The RNLI established a training centre – the Lifeboat College – in Poole on the south coast of England. Volunteers could visit from across the RNLI to immerse themselves in week-long residential courses on high-level skills from sea survival to casualty care. With a high-tech training pool, lifeboat bridge simulator, live engine workshop and fire simulation tank, the College was equipped to train lifesavers, and has been the central meeting point for the RNLI family for almost 20 years.

On 28 July 2004, The Queen officially opened the College. It was a momentous occasion, with 233 coxswains and senior helms – one each from every RNLI lifeboat station – coming together in the same place, for the first time ever.

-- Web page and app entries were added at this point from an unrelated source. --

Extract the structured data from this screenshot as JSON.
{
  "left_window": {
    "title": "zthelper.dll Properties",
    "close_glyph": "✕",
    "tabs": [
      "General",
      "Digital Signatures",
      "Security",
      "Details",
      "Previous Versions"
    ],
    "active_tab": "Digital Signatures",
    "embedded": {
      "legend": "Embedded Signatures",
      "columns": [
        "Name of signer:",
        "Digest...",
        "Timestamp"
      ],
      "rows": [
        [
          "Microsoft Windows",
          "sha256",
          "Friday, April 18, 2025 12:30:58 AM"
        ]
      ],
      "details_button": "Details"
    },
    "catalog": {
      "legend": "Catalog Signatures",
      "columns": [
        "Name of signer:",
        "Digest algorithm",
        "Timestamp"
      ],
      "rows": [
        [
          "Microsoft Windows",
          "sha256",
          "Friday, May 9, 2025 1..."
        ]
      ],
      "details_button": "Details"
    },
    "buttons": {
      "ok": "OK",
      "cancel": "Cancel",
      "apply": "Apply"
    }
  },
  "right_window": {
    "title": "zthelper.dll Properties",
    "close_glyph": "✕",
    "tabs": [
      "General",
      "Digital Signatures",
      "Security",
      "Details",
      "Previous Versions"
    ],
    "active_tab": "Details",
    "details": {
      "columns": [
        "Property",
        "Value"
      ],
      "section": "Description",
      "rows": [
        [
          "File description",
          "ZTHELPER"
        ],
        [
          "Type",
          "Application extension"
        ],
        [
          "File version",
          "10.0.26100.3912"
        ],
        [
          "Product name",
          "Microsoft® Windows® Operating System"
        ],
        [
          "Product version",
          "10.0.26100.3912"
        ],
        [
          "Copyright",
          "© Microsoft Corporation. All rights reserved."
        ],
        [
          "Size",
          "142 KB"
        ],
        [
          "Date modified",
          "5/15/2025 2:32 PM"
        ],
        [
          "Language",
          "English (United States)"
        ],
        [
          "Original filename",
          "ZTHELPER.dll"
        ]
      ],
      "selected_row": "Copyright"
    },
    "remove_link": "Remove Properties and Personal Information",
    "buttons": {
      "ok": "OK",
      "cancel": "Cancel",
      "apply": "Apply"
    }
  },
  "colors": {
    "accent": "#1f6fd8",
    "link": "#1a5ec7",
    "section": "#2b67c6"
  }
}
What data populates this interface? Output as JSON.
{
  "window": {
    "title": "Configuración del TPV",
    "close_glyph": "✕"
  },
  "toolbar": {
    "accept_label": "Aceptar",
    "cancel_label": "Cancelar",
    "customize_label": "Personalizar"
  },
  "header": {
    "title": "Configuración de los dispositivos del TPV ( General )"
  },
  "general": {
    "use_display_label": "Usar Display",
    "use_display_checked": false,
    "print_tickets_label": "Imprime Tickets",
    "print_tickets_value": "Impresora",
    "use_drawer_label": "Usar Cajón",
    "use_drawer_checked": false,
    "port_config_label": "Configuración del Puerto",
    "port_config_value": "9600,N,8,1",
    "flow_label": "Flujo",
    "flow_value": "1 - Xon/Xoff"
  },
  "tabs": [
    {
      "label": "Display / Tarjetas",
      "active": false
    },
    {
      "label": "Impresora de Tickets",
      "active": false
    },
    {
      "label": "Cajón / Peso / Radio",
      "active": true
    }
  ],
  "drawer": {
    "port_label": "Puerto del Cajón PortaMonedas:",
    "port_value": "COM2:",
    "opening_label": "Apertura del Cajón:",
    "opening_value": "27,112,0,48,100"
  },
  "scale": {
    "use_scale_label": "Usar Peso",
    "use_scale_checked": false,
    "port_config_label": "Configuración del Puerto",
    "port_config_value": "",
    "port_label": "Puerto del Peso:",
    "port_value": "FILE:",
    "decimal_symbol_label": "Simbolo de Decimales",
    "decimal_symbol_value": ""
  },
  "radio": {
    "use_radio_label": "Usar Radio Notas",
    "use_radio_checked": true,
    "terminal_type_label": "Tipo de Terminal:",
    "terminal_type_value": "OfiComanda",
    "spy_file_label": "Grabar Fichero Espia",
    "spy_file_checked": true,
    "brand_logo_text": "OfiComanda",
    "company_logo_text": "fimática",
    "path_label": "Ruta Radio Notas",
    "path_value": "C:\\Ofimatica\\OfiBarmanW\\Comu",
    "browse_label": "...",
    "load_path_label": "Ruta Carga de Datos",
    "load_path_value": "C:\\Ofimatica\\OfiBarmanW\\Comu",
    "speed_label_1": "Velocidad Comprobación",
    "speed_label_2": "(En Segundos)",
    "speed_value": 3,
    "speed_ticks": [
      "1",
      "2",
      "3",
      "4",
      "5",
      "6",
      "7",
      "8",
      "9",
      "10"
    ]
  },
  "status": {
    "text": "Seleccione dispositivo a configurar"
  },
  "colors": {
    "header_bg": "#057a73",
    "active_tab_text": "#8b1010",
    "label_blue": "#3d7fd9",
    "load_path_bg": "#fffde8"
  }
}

The Queen and The Duke of Edinburgh were joined by the RNLI’s President, The Duke of Kent, for a tour of the College, including a capsize demonstration in the pool. They were then welcomed aboard the new Severn class lifeboat destined for Castletownbere, Co Cork, by that station’s Coxswain, Brian O’Driscoll, for a short trip around Poole Harbour.

The Queen said: ‘Having just seen some of the excellent training that is already being delivered, I am certain that the Lifeboat College will play a vital role in helping the RNLI to save even more lives.’

The Queen greets a young girl at a naming ceremony for a lifeboat

Some fun at Cowes

‘It wasn’t the stuffy, formal thing I’d imagined it would be. It was really nice,’ says Cowes Lifeboat Operations Manager Mark Southwell. He’s talking about 25 July 2012 – the day The Queen opened the new lifeboat station at Cowes on the Isle of Wight. ‘When you speak to The Queen, she’s genuinely interested in what you’re saying and makes you feel relaxed.’

The new station’s location meant that the lifeboat crew could get out into the Solent faster when they were needed most. The royal visitors had some fun on the day, signing the station’s lifeboat maintenance log book. The Queen signed everything off as shipshape in the space marked ‘Coxswain’, while The Duke of Edinburgh signed as ‘Mechanic’.

A life of service

RNLI Chief Executive Mark Dowie says: ‘On behalf of all of the Institution’s volunteers, staff and supporters, I’d like to wish The Queen our very best on her Platinum Jubilee. Her Majesty is a vital part of our crew – inspiring us all to do everything we can for the people of this country and beyond. It’s an honour to be involved in the celebrations. We thank Her Majesty for all she has done to support the RNLI’s lifesavers throughout her reign, and look forward to her next engagement with us.’

A lot has happened in the past 70 years, and we’ve come a long way under The Queen’s patronage. Since she took the throne, RNLI lifeboats have launched 330,401 times, and saved 65,886 lives. We introduced a lifeguard service that has saved 1,796 lives. We brought jet-propelled lifeboats to the Thames, and helped other lifesaving organisations around the world with their programmes. None of this would have been possible without generous and caring supporters. People like you. And like Her Majesty Queen Elizabeth II.

Robbie Maiden meets The Queen

A starstruck young crew member

Hartlepool lifeboat naming ceremony in 1977 was part of The Queen’s Silver Jubilee, marking 25 years on the throne. Ten-year-old Robbie Maiden, the Hartlepool coxswain’s son, had the honour of meeting the special guest.

‘It was a very proud day for me, and one that I still remember,’ he says today. ‘The lifeboat crew had arranged for me to have my own RNLI Guernsey jumper and red woolly hat, so I looked like part of the crew. The Queen asked me that day if I wanted to follow in my father’s footsteps. The answer was a resounding yes – and here I am today as the current coxswain!’

The party’s not over – watch this space! Enjoy your own celebrations, and let us know what you get up to.